“But if you track her story all the way back, she does some terrible things. She crucifies people. She burns people alive. This has been building. So, we have to say to the audience: ‘You’re in denial about this woman as well. You knew something was wrong. You’re culpable, you cheered her on.’”
As stated previously, the signs have always been there that Dany might take the throne with fire and blood, however, the pacing in Season 8 did seem a bit rushed.
This being said, the uncomfortable truth is that Daenerys is a war criminal and that's something that will never change. She murdered thousands and thousands of innocent people.
Emilia Clarke has been very vocal about the reasons why her character decided to burn King's Landing to the ground and the star of Solo: A Star Wars Story has said that it was a"f**king struggle reading the scripts."

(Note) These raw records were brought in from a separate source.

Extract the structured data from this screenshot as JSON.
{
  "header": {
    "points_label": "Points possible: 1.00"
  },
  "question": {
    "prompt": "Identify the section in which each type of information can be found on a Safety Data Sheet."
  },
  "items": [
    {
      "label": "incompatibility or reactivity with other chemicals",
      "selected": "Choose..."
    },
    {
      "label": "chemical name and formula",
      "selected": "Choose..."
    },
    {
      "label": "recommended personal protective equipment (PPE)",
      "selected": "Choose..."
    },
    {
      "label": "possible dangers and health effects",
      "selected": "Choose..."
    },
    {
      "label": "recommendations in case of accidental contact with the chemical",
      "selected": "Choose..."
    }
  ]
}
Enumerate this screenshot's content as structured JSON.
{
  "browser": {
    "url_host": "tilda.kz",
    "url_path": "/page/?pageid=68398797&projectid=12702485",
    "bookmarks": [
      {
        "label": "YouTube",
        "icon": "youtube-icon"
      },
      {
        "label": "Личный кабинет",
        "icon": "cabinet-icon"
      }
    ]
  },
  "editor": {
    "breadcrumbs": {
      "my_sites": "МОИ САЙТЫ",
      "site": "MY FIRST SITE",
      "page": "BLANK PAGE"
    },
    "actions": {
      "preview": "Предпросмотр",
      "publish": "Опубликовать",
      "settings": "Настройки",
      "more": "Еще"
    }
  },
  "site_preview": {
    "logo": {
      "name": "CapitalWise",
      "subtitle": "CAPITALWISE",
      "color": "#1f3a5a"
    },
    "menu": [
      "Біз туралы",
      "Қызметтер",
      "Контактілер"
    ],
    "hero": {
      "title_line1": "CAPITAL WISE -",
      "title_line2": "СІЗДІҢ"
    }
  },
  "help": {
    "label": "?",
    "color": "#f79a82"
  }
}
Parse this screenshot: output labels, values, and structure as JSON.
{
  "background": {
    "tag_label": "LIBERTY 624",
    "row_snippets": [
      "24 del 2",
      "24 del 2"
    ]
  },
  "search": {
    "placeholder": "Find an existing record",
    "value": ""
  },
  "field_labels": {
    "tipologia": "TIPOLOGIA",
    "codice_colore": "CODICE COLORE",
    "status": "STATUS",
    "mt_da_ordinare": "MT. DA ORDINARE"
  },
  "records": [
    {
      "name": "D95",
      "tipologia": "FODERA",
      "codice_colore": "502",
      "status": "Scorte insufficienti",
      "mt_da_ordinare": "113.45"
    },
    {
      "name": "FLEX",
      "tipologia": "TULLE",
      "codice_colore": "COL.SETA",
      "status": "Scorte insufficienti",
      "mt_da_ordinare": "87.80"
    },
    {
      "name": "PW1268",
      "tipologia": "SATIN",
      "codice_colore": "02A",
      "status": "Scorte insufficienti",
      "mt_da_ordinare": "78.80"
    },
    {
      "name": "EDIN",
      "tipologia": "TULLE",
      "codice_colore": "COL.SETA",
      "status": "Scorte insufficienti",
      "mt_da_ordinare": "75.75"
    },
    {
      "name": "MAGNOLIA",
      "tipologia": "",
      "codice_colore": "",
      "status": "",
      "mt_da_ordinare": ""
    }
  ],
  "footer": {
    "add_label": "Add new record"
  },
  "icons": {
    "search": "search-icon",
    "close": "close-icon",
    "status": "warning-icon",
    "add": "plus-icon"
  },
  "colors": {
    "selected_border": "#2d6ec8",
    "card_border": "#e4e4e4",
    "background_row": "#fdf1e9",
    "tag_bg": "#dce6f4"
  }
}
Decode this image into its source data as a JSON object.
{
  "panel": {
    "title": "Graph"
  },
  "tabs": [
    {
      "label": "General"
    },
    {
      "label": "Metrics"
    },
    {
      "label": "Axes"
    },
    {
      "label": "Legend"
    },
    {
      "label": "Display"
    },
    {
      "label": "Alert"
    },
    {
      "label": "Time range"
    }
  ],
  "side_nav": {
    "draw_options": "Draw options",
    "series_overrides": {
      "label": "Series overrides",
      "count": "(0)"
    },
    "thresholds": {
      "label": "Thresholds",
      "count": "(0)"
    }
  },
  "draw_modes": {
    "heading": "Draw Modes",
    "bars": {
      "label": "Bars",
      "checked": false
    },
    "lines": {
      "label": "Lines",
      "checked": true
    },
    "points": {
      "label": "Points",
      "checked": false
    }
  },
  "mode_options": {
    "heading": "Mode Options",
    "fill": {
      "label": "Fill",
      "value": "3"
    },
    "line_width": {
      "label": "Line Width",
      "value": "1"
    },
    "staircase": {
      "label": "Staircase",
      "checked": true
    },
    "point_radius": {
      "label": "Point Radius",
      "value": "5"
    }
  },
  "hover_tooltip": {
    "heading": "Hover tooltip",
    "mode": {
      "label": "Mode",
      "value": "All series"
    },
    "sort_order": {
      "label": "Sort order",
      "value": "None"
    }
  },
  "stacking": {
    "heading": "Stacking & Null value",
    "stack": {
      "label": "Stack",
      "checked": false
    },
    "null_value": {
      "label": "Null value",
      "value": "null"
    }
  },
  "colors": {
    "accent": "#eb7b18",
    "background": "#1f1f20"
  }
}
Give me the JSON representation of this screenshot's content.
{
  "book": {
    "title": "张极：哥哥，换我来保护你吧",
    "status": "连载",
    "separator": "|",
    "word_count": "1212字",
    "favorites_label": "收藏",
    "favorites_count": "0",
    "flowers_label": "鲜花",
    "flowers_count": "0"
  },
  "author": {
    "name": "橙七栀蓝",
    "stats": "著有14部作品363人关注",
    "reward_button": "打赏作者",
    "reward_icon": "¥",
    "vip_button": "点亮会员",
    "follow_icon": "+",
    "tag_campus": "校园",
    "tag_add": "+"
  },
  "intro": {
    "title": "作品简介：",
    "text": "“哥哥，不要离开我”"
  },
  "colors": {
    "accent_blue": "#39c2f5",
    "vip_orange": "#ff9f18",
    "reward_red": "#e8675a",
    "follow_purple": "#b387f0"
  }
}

“You’re about to ask if me — as Emilia — disagreed with her at any point," Clarke asked during the interview.
“It was a f**kking struggle reading the scripts. What I was taught at drama school — and if you print this there will be drama school teachers going ‘that’s bulls—t,’ but here we go: I was told that your character is right. Your character makes a choice and you need to be right with that. An actor should never be afraid to look ugly," she said.
Despite the dramatic shift in the character of Daenerys, Clarke says that she's very happy with how the Mother of Dragons died.
In fact, as she continued to read more and more of the scripts for Season 8, she predicted it.
“I thought she was going to die. I feel very taken care of as a character in that sense. It’s a very beautiful and touching ending. Hopefully, what you’ll see in that last moment as she’s dying is: There’s the vulnerability — there’s the little girl you met in season 1. See? She’s right there. And now, she’s not there anymore…”
There's no doubt that the final episode of Game of Thrones is going to divide opinion - The Wire and The Sopranos did the same - but Bryan Cogman, writer on the show, has said that this was always the intention.
“I still don’t know how I feel about a lot of what happens this season and I helped write it. It’s emotionally very challenging. It’s designed to not feel good. That said, I don’t think that’s a bad thing," said Cogman.
After killing thousands of people in King's Landing and countless others before that, certain fans could argue that Daenerys Targareyn is a bonafide villain.
However, other people will want to remember her as the Breaker of Chains, liberator of cities, and a ferocious character that was driven and kind-hearted.
Cogman views her more as a tragic figure that can't easily be defined as a cliched villain.
“I don’t know if she’s a villain. This is a tragedy. She’s a tragic figure in a very Shakespearean and Greek sense. When Jon asks Tyrion [in the finale] if they were wrong and Tyrion says, ‘Ask me again in 10 years,’ I think that’s valid.”
You can read the full interview here.